New Delhi: The intelligence fusion and strategic operations (IFSO) unit of the Delhi Police Special Cell has busted a “multi-component module” involved in cheating. The police have arrested 12 people in the case so far, including the alleged mastermind, Mohammed Ansari, who was based in Jamtara, Jharkhand, a city that in recent years has emerged as a hub of cyber crime.
According to the police, the gang has cheated more than 1,000 people across the country.
K.P.S. Malhotra, deputy commissioner of police (DCP), IFSO, said, “Raids were conducted across Bengaluru, West Bengal and Jharkhand, where these modules were spread.”
The police have seized 26 phones, one laptop, 156 SIM cards, and 111 ATM cards from the accused, and frozen 111 bank accounts during the course of investigation.
“The gang has been functional for over a year. More arrests are likely,” a senior police officer said.
The matter came to light after a complaint was filed with the Delhi Police in July this year. The complainant said he was cheated after he rang a phone number to make a cheque-related query. The number was listed on Google as a customer service number for Canara Bank. Following this, he found that Rs 27.10 lakh had been transferred from his bank account to eight other accounts.
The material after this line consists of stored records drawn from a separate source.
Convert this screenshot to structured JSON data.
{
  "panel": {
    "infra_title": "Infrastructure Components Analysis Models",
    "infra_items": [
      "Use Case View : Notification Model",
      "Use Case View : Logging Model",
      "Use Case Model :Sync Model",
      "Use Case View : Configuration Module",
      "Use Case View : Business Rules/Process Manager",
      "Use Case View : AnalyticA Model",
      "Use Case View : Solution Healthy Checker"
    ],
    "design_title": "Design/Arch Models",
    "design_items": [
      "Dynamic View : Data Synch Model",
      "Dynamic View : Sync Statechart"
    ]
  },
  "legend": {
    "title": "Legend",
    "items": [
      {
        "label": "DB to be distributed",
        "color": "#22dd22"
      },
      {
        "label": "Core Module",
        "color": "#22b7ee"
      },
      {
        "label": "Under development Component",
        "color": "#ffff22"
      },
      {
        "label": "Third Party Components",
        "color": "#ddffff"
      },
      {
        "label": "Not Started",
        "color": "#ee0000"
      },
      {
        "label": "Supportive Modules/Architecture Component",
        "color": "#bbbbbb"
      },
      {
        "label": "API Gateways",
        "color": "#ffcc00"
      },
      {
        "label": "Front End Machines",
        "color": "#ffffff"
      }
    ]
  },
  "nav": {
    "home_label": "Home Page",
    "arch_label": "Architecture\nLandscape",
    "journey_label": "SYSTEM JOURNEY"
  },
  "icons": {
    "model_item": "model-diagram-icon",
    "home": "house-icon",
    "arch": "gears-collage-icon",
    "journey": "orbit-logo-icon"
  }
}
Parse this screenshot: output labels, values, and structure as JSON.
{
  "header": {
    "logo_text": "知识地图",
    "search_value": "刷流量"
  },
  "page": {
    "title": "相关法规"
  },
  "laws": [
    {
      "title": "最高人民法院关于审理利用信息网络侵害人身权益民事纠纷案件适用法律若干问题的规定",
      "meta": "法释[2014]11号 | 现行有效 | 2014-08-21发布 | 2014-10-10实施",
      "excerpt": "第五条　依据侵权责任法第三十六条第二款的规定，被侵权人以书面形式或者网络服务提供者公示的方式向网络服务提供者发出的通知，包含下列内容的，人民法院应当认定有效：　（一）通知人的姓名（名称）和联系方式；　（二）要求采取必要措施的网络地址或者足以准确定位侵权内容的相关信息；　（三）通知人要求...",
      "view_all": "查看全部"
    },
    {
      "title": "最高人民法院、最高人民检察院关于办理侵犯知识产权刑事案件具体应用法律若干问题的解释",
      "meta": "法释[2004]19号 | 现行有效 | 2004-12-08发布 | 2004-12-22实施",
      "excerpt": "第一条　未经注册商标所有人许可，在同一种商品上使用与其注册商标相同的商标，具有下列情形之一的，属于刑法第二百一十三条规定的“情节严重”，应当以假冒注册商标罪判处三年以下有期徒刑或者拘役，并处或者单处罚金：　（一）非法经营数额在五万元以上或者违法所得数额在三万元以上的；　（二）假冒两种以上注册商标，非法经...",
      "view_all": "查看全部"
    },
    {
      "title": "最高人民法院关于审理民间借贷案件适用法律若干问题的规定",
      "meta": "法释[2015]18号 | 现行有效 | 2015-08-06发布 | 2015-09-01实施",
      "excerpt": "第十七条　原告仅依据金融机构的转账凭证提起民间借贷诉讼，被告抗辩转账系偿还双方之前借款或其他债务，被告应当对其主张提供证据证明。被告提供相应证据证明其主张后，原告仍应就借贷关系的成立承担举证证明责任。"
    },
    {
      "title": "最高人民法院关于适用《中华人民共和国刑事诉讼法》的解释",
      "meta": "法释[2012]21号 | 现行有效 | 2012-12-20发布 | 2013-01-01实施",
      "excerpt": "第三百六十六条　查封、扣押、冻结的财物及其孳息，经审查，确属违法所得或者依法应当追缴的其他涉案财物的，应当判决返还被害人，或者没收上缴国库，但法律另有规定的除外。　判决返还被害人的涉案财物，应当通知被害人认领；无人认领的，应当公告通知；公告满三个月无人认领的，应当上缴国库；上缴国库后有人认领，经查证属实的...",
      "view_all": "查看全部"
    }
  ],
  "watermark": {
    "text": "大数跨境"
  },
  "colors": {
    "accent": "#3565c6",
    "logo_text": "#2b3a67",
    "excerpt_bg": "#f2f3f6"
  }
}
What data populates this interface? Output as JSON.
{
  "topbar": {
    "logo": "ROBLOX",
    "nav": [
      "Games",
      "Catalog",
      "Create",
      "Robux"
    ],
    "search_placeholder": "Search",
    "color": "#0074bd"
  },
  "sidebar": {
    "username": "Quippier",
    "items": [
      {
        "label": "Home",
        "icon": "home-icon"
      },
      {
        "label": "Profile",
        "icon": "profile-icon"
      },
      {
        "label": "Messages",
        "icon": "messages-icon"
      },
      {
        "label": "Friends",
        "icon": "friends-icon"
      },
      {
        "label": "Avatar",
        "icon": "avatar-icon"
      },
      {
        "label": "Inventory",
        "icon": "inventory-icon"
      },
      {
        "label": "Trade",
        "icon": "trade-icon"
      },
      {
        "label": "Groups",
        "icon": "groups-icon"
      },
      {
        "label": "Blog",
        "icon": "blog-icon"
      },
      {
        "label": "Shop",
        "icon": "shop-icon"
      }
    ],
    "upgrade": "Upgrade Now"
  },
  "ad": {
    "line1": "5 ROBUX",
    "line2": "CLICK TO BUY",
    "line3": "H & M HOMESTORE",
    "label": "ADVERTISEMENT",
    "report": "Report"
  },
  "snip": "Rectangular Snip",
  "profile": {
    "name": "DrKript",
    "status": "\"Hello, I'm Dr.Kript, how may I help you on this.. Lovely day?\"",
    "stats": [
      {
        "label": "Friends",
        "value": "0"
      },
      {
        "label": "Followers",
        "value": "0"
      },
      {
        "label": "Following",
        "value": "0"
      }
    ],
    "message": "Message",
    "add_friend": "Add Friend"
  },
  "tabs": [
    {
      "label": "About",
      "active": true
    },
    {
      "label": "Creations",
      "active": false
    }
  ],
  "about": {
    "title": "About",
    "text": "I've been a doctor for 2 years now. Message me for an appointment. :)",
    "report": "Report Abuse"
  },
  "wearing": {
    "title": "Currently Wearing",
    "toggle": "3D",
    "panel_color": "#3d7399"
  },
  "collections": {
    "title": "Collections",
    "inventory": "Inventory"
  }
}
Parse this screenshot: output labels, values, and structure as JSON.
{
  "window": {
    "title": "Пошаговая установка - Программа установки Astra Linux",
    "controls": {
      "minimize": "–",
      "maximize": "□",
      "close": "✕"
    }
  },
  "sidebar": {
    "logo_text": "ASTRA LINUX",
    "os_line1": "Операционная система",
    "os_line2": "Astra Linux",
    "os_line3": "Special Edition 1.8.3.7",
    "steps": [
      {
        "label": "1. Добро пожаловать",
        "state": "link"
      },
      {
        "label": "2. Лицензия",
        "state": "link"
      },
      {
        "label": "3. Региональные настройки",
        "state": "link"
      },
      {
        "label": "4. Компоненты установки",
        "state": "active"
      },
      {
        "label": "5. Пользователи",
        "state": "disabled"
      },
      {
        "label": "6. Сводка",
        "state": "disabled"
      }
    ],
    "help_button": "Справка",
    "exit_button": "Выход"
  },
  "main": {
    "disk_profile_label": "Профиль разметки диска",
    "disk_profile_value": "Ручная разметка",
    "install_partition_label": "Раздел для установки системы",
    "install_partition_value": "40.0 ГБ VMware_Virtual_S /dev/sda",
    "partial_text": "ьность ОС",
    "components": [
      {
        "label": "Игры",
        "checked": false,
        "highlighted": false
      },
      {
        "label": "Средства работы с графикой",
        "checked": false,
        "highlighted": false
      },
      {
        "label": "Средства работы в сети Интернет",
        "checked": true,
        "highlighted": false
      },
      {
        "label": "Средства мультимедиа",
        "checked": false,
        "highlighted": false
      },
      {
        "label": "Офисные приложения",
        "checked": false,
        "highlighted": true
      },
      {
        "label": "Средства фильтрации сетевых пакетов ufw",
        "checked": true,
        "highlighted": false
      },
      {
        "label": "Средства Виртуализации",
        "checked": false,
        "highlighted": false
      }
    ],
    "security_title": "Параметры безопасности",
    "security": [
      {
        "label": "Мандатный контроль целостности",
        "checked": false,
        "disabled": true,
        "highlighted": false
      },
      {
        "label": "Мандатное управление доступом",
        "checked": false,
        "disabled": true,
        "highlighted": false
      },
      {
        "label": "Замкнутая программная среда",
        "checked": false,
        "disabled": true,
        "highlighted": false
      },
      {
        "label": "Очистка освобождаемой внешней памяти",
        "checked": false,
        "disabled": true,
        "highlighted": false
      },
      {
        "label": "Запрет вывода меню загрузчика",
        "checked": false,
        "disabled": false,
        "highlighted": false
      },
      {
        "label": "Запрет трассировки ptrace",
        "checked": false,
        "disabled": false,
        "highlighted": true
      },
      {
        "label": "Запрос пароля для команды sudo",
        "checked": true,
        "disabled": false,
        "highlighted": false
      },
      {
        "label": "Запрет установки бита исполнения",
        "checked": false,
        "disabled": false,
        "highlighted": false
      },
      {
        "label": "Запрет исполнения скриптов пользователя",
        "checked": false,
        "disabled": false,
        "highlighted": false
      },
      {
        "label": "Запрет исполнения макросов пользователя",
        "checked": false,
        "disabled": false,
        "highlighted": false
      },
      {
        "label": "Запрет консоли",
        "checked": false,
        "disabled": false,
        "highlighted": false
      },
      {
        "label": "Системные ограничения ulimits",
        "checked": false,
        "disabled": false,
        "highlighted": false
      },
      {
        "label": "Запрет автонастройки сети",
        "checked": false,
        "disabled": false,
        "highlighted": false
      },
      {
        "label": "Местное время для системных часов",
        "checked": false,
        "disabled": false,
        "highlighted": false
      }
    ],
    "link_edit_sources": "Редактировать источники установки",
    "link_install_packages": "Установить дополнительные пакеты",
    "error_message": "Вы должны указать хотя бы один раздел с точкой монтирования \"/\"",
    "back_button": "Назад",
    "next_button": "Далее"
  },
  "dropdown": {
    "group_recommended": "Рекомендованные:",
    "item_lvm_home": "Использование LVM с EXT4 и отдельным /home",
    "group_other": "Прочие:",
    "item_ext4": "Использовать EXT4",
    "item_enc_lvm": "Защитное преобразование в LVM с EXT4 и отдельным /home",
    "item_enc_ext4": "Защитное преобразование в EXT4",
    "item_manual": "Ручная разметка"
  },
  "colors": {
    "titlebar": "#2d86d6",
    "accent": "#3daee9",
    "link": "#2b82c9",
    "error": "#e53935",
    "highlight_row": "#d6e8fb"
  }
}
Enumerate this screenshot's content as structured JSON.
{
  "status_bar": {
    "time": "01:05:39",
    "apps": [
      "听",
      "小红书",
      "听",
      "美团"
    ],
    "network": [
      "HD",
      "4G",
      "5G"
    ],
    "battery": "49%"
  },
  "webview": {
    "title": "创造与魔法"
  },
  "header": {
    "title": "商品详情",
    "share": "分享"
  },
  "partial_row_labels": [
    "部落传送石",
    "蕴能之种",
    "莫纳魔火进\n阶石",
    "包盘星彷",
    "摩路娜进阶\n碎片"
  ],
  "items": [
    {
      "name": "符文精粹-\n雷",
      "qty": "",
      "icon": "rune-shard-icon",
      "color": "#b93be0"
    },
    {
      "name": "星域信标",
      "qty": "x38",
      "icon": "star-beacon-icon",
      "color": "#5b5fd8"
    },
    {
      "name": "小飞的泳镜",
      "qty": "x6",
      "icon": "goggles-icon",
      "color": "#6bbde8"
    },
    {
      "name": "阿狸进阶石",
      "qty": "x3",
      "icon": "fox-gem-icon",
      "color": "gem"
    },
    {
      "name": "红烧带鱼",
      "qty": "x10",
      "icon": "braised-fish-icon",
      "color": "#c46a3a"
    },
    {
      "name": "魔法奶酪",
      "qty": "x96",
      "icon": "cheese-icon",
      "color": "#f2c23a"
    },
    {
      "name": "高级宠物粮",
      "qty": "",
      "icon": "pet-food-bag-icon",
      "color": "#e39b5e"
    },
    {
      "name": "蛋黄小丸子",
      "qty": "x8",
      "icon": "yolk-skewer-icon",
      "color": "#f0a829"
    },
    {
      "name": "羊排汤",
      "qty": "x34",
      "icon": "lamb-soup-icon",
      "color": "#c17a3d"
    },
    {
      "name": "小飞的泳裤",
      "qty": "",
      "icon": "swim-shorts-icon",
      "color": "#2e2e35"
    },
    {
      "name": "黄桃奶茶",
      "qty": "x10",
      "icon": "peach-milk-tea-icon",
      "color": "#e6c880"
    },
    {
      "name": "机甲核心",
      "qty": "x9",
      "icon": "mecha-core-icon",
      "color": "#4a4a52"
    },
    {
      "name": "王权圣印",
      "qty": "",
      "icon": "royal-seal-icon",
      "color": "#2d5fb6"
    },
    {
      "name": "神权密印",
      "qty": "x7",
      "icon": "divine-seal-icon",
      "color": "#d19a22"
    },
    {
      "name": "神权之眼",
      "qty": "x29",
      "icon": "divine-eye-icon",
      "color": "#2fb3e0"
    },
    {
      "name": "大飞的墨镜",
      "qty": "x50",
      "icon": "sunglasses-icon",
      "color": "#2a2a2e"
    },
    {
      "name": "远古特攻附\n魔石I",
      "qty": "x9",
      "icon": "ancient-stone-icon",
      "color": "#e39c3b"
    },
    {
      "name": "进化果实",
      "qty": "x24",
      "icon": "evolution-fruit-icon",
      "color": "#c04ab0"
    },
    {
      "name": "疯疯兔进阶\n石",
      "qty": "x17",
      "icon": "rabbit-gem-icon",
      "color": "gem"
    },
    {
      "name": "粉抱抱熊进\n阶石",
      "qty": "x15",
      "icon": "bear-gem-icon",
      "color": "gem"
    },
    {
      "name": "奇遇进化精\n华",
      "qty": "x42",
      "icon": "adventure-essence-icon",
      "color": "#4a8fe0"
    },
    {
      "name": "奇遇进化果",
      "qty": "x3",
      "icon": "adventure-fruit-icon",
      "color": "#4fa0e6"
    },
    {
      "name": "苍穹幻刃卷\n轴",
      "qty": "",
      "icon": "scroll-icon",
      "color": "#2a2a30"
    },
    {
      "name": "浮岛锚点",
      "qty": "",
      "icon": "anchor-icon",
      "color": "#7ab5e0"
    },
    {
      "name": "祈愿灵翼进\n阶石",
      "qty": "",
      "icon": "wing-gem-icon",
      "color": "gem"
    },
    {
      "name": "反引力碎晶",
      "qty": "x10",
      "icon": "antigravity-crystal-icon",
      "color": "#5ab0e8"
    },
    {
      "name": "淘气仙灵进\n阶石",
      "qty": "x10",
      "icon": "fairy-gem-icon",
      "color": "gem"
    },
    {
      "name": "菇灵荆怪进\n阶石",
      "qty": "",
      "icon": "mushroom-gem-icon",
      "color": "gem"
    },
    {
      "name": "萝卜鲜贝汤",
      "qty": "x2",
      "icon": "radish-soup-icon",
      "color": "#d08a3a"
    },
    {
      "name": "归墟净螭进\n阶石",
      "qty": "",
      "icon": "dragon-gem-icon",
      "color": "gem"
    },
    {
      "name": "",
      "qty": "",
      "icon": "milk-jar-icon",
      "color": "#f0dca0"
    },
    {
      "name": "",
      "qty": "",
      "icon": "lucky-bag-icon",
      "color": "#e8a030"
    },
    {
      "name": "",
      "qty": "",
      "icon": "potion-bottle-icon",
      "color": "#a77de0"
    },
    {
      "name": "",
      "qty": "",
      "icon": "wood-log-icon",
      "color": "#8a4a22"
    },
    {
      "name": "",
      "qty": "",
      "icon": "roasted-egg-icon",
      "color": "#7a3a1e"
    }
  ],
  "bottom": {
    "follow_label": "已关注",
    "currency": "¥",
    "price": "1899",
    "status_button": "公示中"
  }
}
“The technical investigation and human intelligence found that this module is operating at a pan-India level. The first raid was conducted in September 2021 and six accused persons (all residents of Jamtara) were arrested from Bengaluru,” said Malhotra.
According to the Delhi Police, Ansari ran the modules from Jamtara and was arrested following raids in West Bengal and Bengaluru.
“Ansari was running this multi-component module from Jamtara and would instruct those in other states about future victims. He kept in touch with the other modules, but there aren’t any layers of communication between the modules themselves,” the senior officer said.
Sources in the Delhi Police said the way raids in Bengaluru led to the arrest of members of the Jamtara module is “indicative that these people have been shifting bases to other places in the country.”
Malhotra said, “The accused created fake websites and promoted the same through engine optimisation, and also used to flash fraudulent customer care numbers. These websites would steer the victim towards the installation of applications or malware. After gaining access to the victim’s phone, they could get access to one-time passwords (OTPs) — even internet banking OTPs — and transfer large sums of money into their own accounts when the victim was asleep.”
Further explaining how the nexus functioned, the senior police officer quoted above said, “Five modules operated under this nexus. The logistic module arranged SIM cards and provided them to various gangs involved in cheating, hawala and drug trafficking. The tele-caller and tech module received calls and lured the customers to fill the account details on the fake websites.”
“The tech module was responsible for these fake websites, malware, search engine optimisation and routing the money through various channels. The cash withdrawal module operates the bank accounts and withdraws the money through ATMs immediately after confirmation of the deposit. The logistic module procured fraudulent bank accounts,” added the officer.
“The West Bengal module was the logistical service provider, responsible for arranging SIM cards on fake IDs and bank accounts for the offence. The Bengaluru model was responsible for the technical operations,” said Malhotra.
(Edited by Rohan Manoj)